To me, the big issue in the case seemed to be whether the typical personal jurisdiction analysis is the right frame through which to view the case. And that is why I am concerned by an account I heard, from someone who was there, of the oral argument. Apparently, despite some hints by the panel, counsel for the applicant conceded that the Daimler framework, the framework the Supreme Court has adopted as the ordinary personal jurisdiction analysis, should apply. But that’s precisely what’s in dispute in this case, or should be.

As I wrote in the prior post, I don’t have a completely firm view here, but my basic sense is that it’s probably wrong to import the Daimler analysis into § 1782, because whatever deprivation of life, liberty, or property is involved in responding to a subpoena minimal and perhaps different in kind from the deprivations that a defendant in a lawsuit might face if found liable. I know people who have argued that a showing of personal jurisdiction might or might not be necessary in the context of third-party discovery (e.g., in a § 1782 action), but it certainly should not be necessary the context of recognition of foreign judgments, at least if the judgment debtor has property in the forum (because the judgment debtor has already had the case adjudicated). My intuition runs in the other direction: a showing of personal jursidiction might or might not be necessary in the context of judgment recognition, but it shouldn’t be necessary in the context of discovery, as long as the target of the subpoena has some presence in the forum. Why? One reason is a bit tangential to my point here: the common law conception of a foreign judgment is just as a right of action, not as a judgment that can be enforced once it is given an exequatur. That may be somewhat metaphysical—the upshot is that as far as our law is concerned, the foreign judgment debtor hasn’t had its liability here adjudicated and should be entitled to real due process protections. The target of a subpoena, on the other hand, will never have its liability adjudicated: it is not a party, but is simply being asked to give evidence. Yes, behind every subpoena ultimately the threat of the contempt sanction. But I don’t like or really agree with the kind of legal philosophy that tries to understand everything about the law in terms of coercive sanctions that could eventually follow from disobedience. Read my three-part polemic on legal history and service of process for some thoughts on the conceptual link we make between summonses and the power to arrest.

I also want to point out that applying Daimler to subpoenas in the § 1782 context probably will mean constitutionalizing the reach of subpoenas in all civil and criminal actions.

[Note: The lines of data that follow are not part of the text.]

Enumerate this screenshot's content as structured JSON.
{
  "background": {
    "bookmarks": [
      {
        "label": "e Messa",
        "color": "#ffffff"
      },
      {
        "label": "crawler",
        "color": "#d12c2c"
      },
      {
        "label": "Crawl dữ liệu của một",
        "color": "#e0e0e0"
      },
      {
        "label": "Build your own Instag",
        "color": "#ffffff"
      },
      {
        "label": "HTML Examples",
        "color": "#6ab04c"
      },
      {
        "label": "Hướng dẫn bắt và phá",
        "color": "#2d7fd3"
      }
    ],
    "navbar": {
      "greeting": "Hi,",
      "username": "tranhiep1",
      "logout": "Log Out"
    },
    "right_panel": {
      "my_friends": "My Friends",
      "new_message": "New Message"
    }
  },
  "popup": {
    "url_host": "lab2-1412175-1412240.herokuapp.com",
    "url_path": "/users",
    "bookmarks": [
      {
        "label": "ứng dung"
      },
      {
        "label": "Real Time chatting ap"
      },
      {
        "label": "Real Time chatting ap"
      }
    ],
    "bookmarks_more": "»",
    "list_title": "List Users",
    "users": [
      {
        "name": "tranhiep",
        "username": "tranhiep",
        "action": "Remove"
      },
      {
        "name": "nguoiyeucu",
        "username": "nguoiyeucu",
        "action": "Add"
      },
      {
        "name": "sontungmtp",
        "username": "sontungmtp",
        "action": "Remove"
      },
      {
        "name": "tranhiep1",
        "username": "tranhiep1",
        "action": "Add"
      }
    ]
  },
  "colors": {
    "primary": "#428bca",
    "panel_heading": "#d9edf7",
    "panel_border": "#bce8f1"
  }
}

In any event: Second Circuit law clerks, if you are reading this—have a talk with your judges about Daimler and § 1782. Since the issue of its applicability hasn’t really been litigated, the court needn’t and probably shouldn’t decide it. Thank you!